▸ Task objective
Write the following entries out again exactly, skipping each image.

Materials provided below:

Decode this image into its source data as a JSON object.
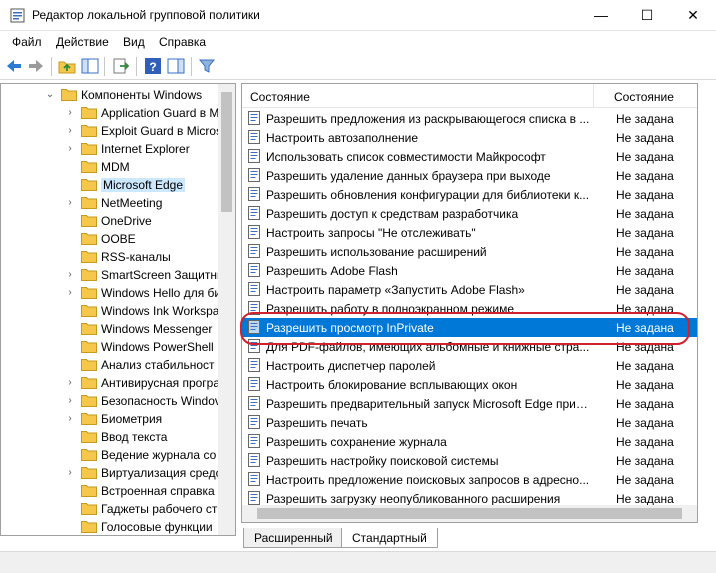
{
  "window": {
    "title": "Редактор локальной групповой политики",
    "minimize_glyph": "—",
    "maximize_glyph": "☐",
    "close_glyph": "✕"
  },
  "menu": [
    "Файл",
    "Действие",
    "Вид",
    "Справка"
  ],
  "toolbar_icons": [
    "back-icon",
    "forward-icon",
    "up-folder-icon",
    "show-hide-tree-icon",
    "export-list-icon",
    "help-icon",
    "show-hide-action-pane-icon",
    "filter-icon"
  ],
  "tree": {
    "items": [
      {
        "label": "Компоненты Windows",
        "expanded": true,
        "indent": 0
      },
      {
        "label": "Application Guard в M",
        "expanded": false,
        "indent": 1
      },
      {
        "label": "Exploit Guard в Micros",
        "expanded": false,
        "indent": 1
      },
      {
        "label": "Internet Explorer",
        "expanded": false,
        "indent": 1
      },
      {
        "label": "MDM",
        "expanded": null,
        "indent": 1
      },
      {
        "label": "Microsoft Edge",
        "expanded": null,
        "indent": 1,
        "selected": true
      },
      {
        "label": "NetMeeting",
        "expanded": false,
        "indent": 1
      },
      {
        "label": "OneDrive",
        "expanded": null,
        "indent": 1
      },
      {
        "label": "OOBE",
        "expanded": null,
        "indent": 1
      },
      {
        "label": "RSS-каналы",
        "expanded": null,
        "indent": 1
      },
      {
        "label": "SmartScreen Защитни",
        "expanded": false,
        "indent": 1
      },
      {
        "label": "Windows Hello для би",
        "expanded": false,
        "indent": 1
      },
      {
        "label": "Windows Ink Workspa",
        "expanded": null,
        "indent": 1
      },
      {
        "label": "Windows Messenger",
        "expanded": null,
        "indent": 1
      },
      {
        "label": "Windows PowerShell",
        "expanded": null,
        "indent": 1
      },
      {
        "label": "Анализ стабильност",
        "expanded": null,
        "indent": 1
      },
      {
        "label": "Антивирусная програ",
        "expanded": false,
        "indent": 1
      },
      {
        "label": "Безопасность Windov",
        "expanded": false,
        "indent": 1
      },
      {
        "label": "Биометрия",
        "expanded": false,
        "indent": 1
      },
      {
        "label": "Ввод текста",
        "expanded": null,
        "indent": 1
      },
      {
        "label": "Ведение журнала со",
        "expanded": null,
        "indent": 1
      },
      {
        "label": "Виртуализация средс",
        "expanded": false,
        "indent": 1
      },
      {
        "label": "Встроенная справка",
        "expanded": null,
        "indent": 1
      },
      {
        "label": "Гаджеты рабочего ст",
        "expanded": null,
        "indent": 1
      },
      {
        "label": "Голосовые функции",
        "expanded": null,
        "indent": 1
      }
    ]
  },
  "list": {
    "columns": [
      "Состояние",
      "Состояние"
    ],
    "rows": [
      {
        "name": "Разрешить предложения из раскрывающегося списка в ...",
        "state": "Не задана"
      },
      {
        "name": "Настроить автозаполнение",
        "state": "Не задана"
      },
      {
        "name": "Использовать список совместимости Майкрософт",
        "state": "Не задана"
      },
      {
        "name": "Разрешить удаление данных браузера при выходе",
        "state": "Не задана"
      },
      {
        "name": "Разрешить обновления конфигурации для библиотеки к...",
        "state": "Не задана"
      },
      {
        "name": "Разрешить доступ к средствам разработчика",
        "state": "Не задана"
      },
      {
        "name": "Настроить запросы \"Не отслеживать\"",
        "state": "Не задана"
      },
      {
        "name": "Разрешить использование расширений",
        "state": "Не задана"
      },
      {
        "name": "Разрешить Adobe Flash",
        "state": "Не задана"
      },
      {
        "name": "Настроить параметр «Запустить Adobe Flash»",
        "state": "Не задана"
      },
      {
        "name": "Разрешить работу в полноэкранном режиме",
        "state": "Не задана"
      },
      {
        "name": "Разрешить просмотр InPrivate",
        "state": "Не задана",
        "selected": true
      },
      {
        "name": "Для PDF-файлов, имеющих альбомные и книжные стра...",
        "state": "Не задана"
      },
      {
        "name": "Настроить диспетчер паролей",
        "state": "Не задана"
      },
      {
        "name": "Настроить блокирование всплывающих окон",
        "state": "Не задана"
      },
      {
        "name": "Разрешить предварительный запуск Microsoft Edge при з...",
        "state": "Не задана"
      },
      {
        "name": "Разрешить печать",
        "state": "Не задана"
      },
      {
        "name": "Разрешить сохранение журнала",
        "state": "Не задана"
      },
      {
        "name": "Разрешить настройку поисковой системы",
        "state": "Не задана"
      },
      {
        "name": "Настроить предложение поисковых запросов в адресно...",
        "state": "Не задана"
      },
      {
        "name": "Разрешить загрузку неопубликованного расширения",
        "state": "Не задана"
      }
    ]
  },
  "tabs": [
    {
      "label": "Расширенный",
      "active": false
    },
    {
      "label": "Стандартный",
      "active": true
    }
  ],
  "colors": {
    "selection": "#0078d7",
    "tree_selection": "#cce8ff",
    "highlight_ring": "#d2202f",
    "folder": "#f5c84b"
  }
}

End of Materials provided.

▸ Exercise result
Decode this image into its source data as a JSON object.
{
  "window": {
    "title": "Редактор локальной групповой политики",
    "minimize_glyph": "—",
    "maximize_glyph": "☐",
    "close_glyph": "✕"
  },
  "menu": [
    "Файл",
    "Действие",
    "Вид",
    "Справка"
  ],
  "toolbar_icons": [
    "back-icon",
    "forward-icon",
    "up-folder-icon",
    "show-hide-tree-icon",
    "export-list-icon",
    "help-icon",
    "show-hide-action-pane-icon",
    "filter-icon"
  ],
  "tree": {
    "items": [
      {
        "label": "Компоненты Windows",
        "expanded": true,
        "indent": 0
      },
      {
        "label": "Application Guard в M",
        "expanded": false,
        "indent": 1
      },
      {
        "label": "Exploit Guard в Micros",
        "expanded": false,
        "indent": 1
      },
      {
        "label": "Internet Explorer",
        "expanded": false,
        "indent": 1
      },
      {
        "label": "MDM",
        "expanded": null,
        "indent": 1
      },
      {
        "label": "Microsoft Edge",
        "expanded": null,
        "indent": 1,
        "selected": true
      },
      {
        "label": "NetMeeting",
        "expanded": false,
        "indent": 1
      },
      {
        "label": "OneDrive",
        "expanded": null,
        "indent": 1
      },
      {
        "label": "OOBE",
        "expanded": null,
        "indent": 1
      },
      {
        "label": "RSS-каналы",
        "expanded": null,
        "indent": 1
      },
      {
        "label": "SmartScreen Защитни",
        "expanded": false,
        "indent": 1
      },
      {
        "label": "Windows Hello для би",
        "expanded": false,
        "indent": 1
      },
      {
        "label": "Windows Ink Workspa",
        "expanded": null,
        "indent": 1
      },
      {
        "label": "Windows Messenger",
        "expanded": null,
        "indent": 1
      },
      {
        "label": "Windows PowerShell",
        "expanded": null,
        "indent": 1
      },
      {
        "label": "Анализ стабильност",
        "expanded": null,
        "indent": 1
      },
      {
        "label": "Антивирусная програ",
        "expanded": false,
        "indent": 1
      },
      {
        "label": "Безопасность Windov",
        "expanded": false,
        "indent": 1
      },
      {
        "label": "Биометрия",
        "expanded": false,
        "indent": 1
      },
      {
        "label": "Ввод текста",
        "expanded": null,
        "indent": 1
      },
      {
        "label": "Ведение журнала со",
        "expanded": null,
        "indent": 1
      },
      {
        "label": "Виртуализация средс",
        "expanded": false,
        "indent": 1
      },
      {
        "label": "Встроенная справка",
        "expanded": null,
        "indent": 1
      },
      {
        "label": "Гаджеты рабочего ст",
        "expanded": null,
        "indent": 1
      },
      {
        "label": "Голосовые функции",
        "expanded": null,
        "indent": 1
      }
    ]
  },
  "list": {
    "columns": [
      "Состояние",
      "Состояние"
    ],
    "rows": [
      {
        "name": "Разрешить предложения из раскрывающегося списка в ...",
        "state": "Не задана"
      },
      {
        "name": "Настроить автозаполнение",
        "state": "Не задана"
      },
      {
        "name": "Использовать список совместимости Майкрософт",
        "state": "Не задана"
      },
      {
        "name": "Разрешить удаление данных браузера при выходе",
        "state": "Не задана"
      },
      {
        "name": "Разрешить обновления конфигурации для библиотеки к...",
        "state": "Не задана"
      },
      {
        "name": "Разрешить доступ к средствам разработчика",
        "state": "Не задана"
      },
      {
        "name": "Настроить запросы \"Не отслеживать\"",
        "state": "Не задана"
      },
      {
        "name": "Разрешить использование расширений",
        "state": "Не задана"
      },
      {
        "name": "Разрешить Adobe Flash",
        "state": "Не задана"
      },
      {
        "name": "Настроить параметр «Запустить Adobe Flash»",
        "state": "Не задана"
      },
      {
        "name": "Разрешить работу в полноэкранном режиме",
        "state": "Не задана"
      },
      {
        "name": "Разрешить просмотр InPrivate",
        "state": "Не задана",
        "selected": true
      },
      {
        "name": "Для PDF-файлов, имеющих альбомные и книжные стра...",
        "state": "Не задана"
      },
      {
        "name": "Настроить диспетчер паролей",
        "state": "Не задана"
      },
      {
        "name": "Настроить блокирование всплывающих окон",
        "state": "Не задана"
      },
      {
        "name": "Разрешить предварительный запуск Microsoft Edge при з...",
        "state": "Не задана"
      },
      {
        "name": "Разрешить печать",
        "state": "Не задана"
      },
      {
        "name": "Разрешить сохранение журнала",
        "state": "Не задана"
      },
      {
        "name": "Разрешить настройку поисковой системы",
        "state": "Не задана"
      },
      {
        "name": "Настроить предложение поисковых запросов в адресно...",
        "state": "Не задана"
      },
      {
        "name": "Разрешить загрузку неопубликованного расширения",
        "state": "Не задана"
      }
    ]
  },
  "tabs": [
    {
      "label": "Расширенный",
      "active": false
    },
    {
      "label": "Стандартный",
      "active": true
    }
  ],
  "colors": {
    "selection": "#0078d7",
    "tree_selection": "#cce8ff",
    "highlight_ring": "#d2202f",
    "folder": "#f5c84b"
  }
}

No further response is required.